Non Technical Summary
To remain economically viable in today's global soybean market, U.S. growers must continue to adapt new technology and utilize crop and pest management tools to diagnose and manage crop and pest related issues. The need for integrating crop and pest management disciplines in soybean research is more evident today than in years past. Increased soybean seed cost coupled with new seed-applied technologies have soybean growers asking what is the minimum seeding rate needed to maximize crop yield and economic return. Furthermore, new pest related issues such as glyphosate resistant marestail, the soybean aphid, and soybean rust have increased grower input cost and increased the need for improved crop vigilance. My goal is to develop an integrated research program that addresses the new needs that Indiana soybean growers are facing.

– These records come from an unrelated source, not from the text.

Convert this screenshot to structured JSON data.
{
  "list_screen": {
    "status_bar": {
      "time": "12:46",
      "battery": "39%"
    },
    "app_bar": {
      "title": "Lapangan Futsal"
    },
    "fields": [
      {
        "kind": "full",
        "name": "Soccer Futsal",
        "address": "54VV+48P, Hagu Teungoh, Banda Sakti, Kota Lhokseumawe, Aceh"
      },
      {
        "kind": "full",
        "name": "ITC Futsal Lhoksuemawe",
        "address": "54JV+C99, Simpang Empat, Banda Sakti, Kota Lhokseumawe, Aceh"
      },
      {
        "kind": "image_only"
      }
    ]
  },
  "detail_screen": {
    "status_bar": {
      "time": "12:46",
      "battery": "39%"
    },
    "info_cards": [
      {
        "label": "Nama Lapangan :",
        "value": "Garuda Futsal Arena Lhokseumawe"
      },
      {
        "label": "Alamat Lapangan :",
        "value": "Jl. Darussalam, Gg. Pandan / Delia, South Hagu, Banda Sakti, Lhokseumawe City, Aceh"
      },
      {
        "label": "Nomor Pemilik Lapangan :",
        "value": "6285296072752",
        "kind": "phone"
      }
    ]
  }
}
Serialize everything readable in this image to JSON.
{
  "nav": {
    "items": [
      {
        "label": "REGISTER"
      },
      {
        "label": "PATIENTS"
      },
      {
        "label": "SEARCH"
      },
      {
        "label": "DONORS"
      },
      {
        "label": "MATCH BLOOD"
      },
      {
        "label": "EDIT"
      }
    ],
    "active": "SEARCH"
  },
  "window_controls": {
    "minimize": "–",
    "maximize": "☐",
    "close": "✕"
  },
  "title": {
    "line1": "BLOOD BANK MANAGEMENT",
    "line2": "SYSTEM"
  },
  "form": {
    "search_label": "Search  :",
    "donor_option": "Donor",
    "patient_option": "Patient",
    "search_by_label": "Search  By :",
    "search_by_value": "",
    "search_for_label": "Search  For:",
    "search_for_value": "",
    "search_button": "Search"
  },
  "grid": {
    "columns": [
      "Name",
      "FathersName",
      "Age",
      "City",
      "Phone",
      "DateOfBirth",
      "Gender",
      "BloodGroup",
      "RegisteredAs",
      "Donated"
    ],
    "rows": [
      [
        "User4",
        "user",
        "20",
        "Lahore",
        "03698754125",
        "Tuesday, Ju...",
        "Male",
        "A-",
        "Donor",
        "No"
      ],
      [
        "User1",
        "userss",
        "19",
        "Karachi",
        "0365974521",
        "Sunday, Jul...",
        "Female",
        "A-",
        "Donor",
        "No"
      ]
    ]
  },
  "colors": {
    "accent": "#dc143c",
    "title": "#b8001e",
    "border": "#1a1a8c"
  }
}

Animal Health Component
Research Effort Categories
Goals / Objectives
Goal statement: The overall goal of this research program is to increase the economic and environmental sustainability of current soybean production practices through improved crop and pest management strategies and the development of accurate and timely crop and pest management decision aids. The specific objectives of my research program are: Objective 1: Develop accurate soybean crop and pest management recommendations that maximize economic return for growers. Objective 2: Characterize soybean phenotypic response to environmental conditions. Objective 3: Quantify the impact of agronomic production practices on Asian soybean rust.
Objective 1: Develop accurate soybean crop and pest management recommendations that maximize economic return for growers. Research will be conducted at Purdue Agricultural Centers (PACs) to quantify the impact of intensive soybean management practices on soybean yield and economic profitability. Treatments will range from the conventional management strategy of seeding, no scouting, and one application of glyphosate to "intensive" management strategies that include utilization of seed-applied technology, frequent scouting, and the application of foliar nutrients and pesticides. Data to be collected will be specified by research faculty within each discipline and reported at the system level. Objective 2: Characterize soybean phenotypic response to environmental conditions. Research will be conducted at a number of Purdue Agricultural Centers to quantify the impact of crop stress on soybean crop phenology. A partial list of treatments to be investigated includes
location (e.g. soil type, yield potential, etc.), crop stress and yield compensation mechanisms (e.g. defoliation, crop stand loss, etc.), planting date (early, on-time, late), and maturity group (range 2.4 to 4.4). The data collected will include LAI, PAR, phenological development rate, soybean yield and yield components. These experimental sites are located near automated weather stations that collect several climatic parameters including temperature, rainfall, photoperiod, and solar radiation. Additional research projects will be initiated as needed in the greenhouse and growth chamber to complement the in-field research. Objective 3: Quantify the impact of agronomic production practices on management of Asian soybean rust. Large plot experiments will be conducted at three Purdue Agricultural Centers (SEPAC, Davis, and NEPAC) to quantify the impact of row spacing and fungicide application timing on spray canopy penetration. The row spacing treatments are 30", 15", 7.5", and 7.5"
with tram lines. The application timing treatments are R1, R3, R5, R3 + R5, R1 + R3 + R5, and an untreated control. At each application timing spray cards will be positioned at different heights within the soybean canopy to measure fungicide coverage. Small plot experiments will be conducted at several PACs to quantify the impact of planting date (early and on-time), maturity group (2.7 to 3.9), and fungicide application timing (R1, R3, R5, and untreated) on soybean yield and yield components. Similar experiments will be conducted at SEPAC and SWPAC to characterize the impact of fungicide application timing on soybean yield and yield components in double crop soybean production systems.